In 1964, Sikorsky submitted the S-66 project to the US Army for the AAFSS specification 1965/6, calling for an aircraft with a maximum speed of approximately 418km/h and ten minutes' hovering capability.
The S-66 had a Rotorprop tail rotor which could rotate its axis through 90° to act both as a conventional anti-torque rotor in horizontal flight and as a pusher propeller, thereby transforming the S-66 into a compound aircraft in cruising flight. When the AH-56A failed to live up to expectations, Sikorsky first offered an intermediate aircraft, consisting of an armed version of the S-61, then designed a simplified AAFSS using the maximum number of components from the S-61. The result was the S-67 Blackhawk which appeared in 1970.
The Blackhawk looked like a helicopter with conventional rotors (those of the S-61) and had the now typical lines and features of a combat helicopter: two stub wings with a 8.33m span and an all-moving tail plane. The main-wheels were retractable, while the tailwheel was not. There were speed brakes on the wing trailing edges, which could be used both as airbrakes and to improve manoeuvrability. In addition the main rotor blade tips were modified and given a sweep-back of 20°, to reduce vibration, stall speed and noise. Power was by two 1119kW General Electric T58-GE-5 engines.

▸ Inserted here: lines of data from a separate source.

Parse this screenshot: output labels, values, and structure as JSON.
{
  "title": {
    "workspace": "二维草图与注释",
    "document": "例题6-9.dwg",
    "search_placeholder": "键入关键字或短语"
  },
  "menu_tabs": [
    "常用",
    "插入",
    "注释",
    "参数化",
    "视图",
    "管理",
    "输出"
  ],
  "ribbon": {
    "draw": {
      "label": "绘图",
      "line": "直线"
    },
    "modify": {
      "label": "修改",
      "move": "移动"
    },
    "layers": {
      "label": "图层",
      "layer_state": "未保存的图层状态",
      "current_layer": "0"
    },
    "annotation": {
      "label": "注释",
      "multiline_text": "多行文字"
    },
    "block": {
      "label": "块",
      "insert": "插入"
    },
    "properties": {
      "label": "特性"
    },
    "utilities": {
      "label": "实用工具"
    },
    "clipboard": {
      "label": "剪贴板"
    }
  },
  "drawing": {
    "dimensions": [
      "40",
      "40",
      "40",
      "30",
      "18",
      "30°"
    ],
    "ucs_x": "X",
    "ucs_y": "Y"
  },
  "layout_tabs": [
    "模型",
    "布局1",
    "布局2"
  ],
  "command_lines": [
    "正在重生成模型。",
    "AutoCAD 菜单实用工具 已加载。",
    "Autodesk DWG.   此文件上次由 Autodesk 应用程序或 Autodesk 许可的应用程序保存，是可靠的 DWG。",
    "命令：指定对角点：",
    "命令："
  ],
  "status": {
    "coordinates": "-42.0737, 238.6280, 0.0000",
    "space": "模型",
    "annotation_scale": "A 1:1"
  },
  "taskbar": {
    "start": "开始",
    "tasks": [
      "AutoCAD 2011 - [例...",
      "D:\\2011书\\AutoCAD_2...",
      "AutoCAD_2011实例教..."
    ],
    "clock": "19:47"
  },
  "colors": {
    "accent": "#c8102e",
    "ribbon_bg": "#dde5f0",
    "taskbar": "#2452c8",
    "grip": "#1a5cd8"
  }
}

First flown on Aug 27, 1970, the Blackhawk was put through a long series of tests from 1970 to 1974 and established an E-1 class world speed record on 14 December 1970 by flying at 348.971km/h over 3km, beating this on 19 December with a new record of 335.485km/h over a 15/25km circuit. In the final stages of testing, the S-67 was fitted with night vision systems, a TAT-140 turret with a 30mm cannon and an insulated and soundproof compartment for troop transport. The S-67 was also designed to carry an armament of 16 TOW antitank missiles, 2.75 in rockets or Sidewinder air-to-air missiles.
The Blackhawk demonstrated excellent manoeuvrability, weapon carrying capacity and versatility. At the end of the test cycle, the US Army asked for the aircraft to be modified by substituting a ducted fan for the tail unit, and in this configuration it reached a speed of 370km/h in a test dive in 1974.
Its development was abandoned after an accident in 1974.